◆ Task instructions ◆
Give every line of the material back exactly, images removed.

---

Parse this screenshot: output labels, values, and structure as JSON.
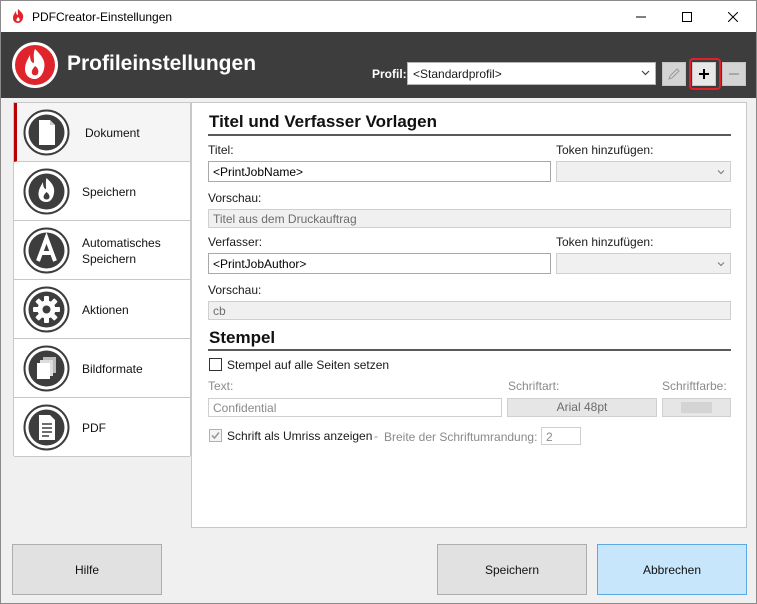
{
  "window": {
    "title": "PDFCreator-Einstellungen",
    "controls": [
      "minimize",
      "maximize",
      "close"
    ]
  },
  "header": {
    "heading": "Profileinstellungen",
    "profile_label": "Profil:",
    "profile_value": "<Standardprofil>",
    "buttons": [
      "rename-icon",
      "add-icon",
      "remove-icon"
    ]
  },
  "sidebar": {
    "items": [
      {
        "label": "Dokument",
        "icon": "document-icon",
        "active": true
      },
      {
        "label": "Speichern",
        "icon": "flame-icon",
        "active": false
      },
      {
        "label_line1": "Automatisches",
        "label_line2": "Speichern",
        "icon": "auto-save-icon",
        "active": false
      },
      {
        "label": "Aktionen",
        "icon": "gear-icon",
        "active": false
      },
      {
        "label": "Bildformate",
        "icon": "image-stack-icon",
        "active": false
      },
      {
        "label": "PDF",
        "icon": "pdf-icon",
        "active": false
      }
    ]
  },
  "title_section": {
    "heading": "Titel und Verfasser Vorlagen",
    "title_label": "Titel:",
    "title_value": "<PrintJobName>",
    "token_label_1": "Token hinzufügen:",
    "preview_label_1": "Vorschau:",
    "preview_value_1": "Titel aus dem Druckauftrag",
    "author_label": "Verfasser:",
    "author_value": "<PrintJobAuthor>",
    "token_label_2": "Token hinzufügen:",
    "preview_label_2": "Vorschau:",
    "preview_value_2": "cb"
  },
  "stamp_section": {
    "heading": "Stempel",
    "all_pages_label": "Stempel auf alle Seiten setzen",
    "all_pages_checked": false,
    "text_label": "Text:",
    "text_value": "Confidential",
    "font_label": "Schriftart:",
    "font_value": "Arial 48pt",
    "color_label": "Schriftfarbe:",
    "color_value": "#d4d4d4",
    "outline_label": "Schrift als Umriss anzeigen",
    "outline_checked": true,
    "dash": "-",
    "outline_width_label": "Breite der Schriftumrandung:",
    "outline_width_value": "2"
  },
  "footer": {
    "help_label": "Hilfe",
    "save_label": "Speichern",
    "cancel_label": "Abbrechen"
  },
  "colors": {
    "header_bg": "#3d3d3d",
    "brand_red": "#e0242c",
    "active_marker": "#b80000",
    "primary_button": "#c7e6fb"
  }
}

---

◆ Task result ◆
Parse this screenshot: output labels, values, and structure as JSON.
{
  "window": {
    "title": "PDFCreator-Einstellungen",
    "controls": [
      "minimize",
      "maximize",
      "close"
    ]
  },
  "header": {
    "heading": "Profileinstellungen",
    "profile_label": "Profil:",
    "profile_value": "<Standardprofil>",
    "buttons": [
      "rename-icon",
      "add-icon",
      "remove-icon"
    ]
  },
  "sidebar": {
    "items": [
      {
        "label": "Dokument",
        "icon": "document-icon",
        "active": true
      },
      {
        "label": "Speichern",
        "icon": "flame-icon",
        "active": false
      },
      {
        "label_line1": "Automatisches",
        "label_line2": "Speichern",
        "icon": "auto-save-icon",
        "active": false
      },
      {
        "label": "Aktionen",
        "icon": "gear-icon",
        "active": false
      },
      {
        "label": "Bildformate",
        "icon": "image-stack-icon",
        "active": false
      },
      {
        "label": "PDF",
        "icon": "pdf-icon",
        "active": false
      }
    ]
  },
  "title_section": {
    "heading": "Titel und Verfasser Vorlagen",
    "title_label": "Titel:",
    "title_value": "<PrintJobName>",
    "token_label_1": "Token hinzufügen:",
    "preview_label_1": "Vorschau:",
    "preview_value_1": "Titel aus dem Druckauftrag",
    "author_label": "Verfasser:",
    "author_value": "<PrintJobAuthor>",
    "token_label_2": "Token hinzufügen:",
    "preview_label_2": "Vorschau:",
    "preview_value_2": "cb"
  },
  "stamp_section": {
    "heading": "Stempel",
    "all_pages_label": "Stempel auf alle Seiten setzen",
    "all_pages_checked": false,
    "text_label": "Text:",
    "text_value": "Confidential",
    "font_label": "Schriftart:",
    "font_value": "Arial 48pt",
    "color_label": "Schriftfarbe:",
    "color_value": "#d4d4d4",
    "outline_label": "Schrift als Umriss anzeigen",
    "outline_checked": true,
    "dash": "-",
    "outline_width_label": "Breite der Schriftumrandung:",
    "outline_width_value": "2"
  },
  "footer": {
    "help_label": "Hilfe",
    "save_label": "Speichern",
    "cancel_label": "Abbrechen"
  },
  "colors": {
    "header_bg": "#3d3d3d",
    "brand_red": "#e0242c",
    "active_marker": "#b80000",
    "primary_button": "#c7e6fb"
  }
}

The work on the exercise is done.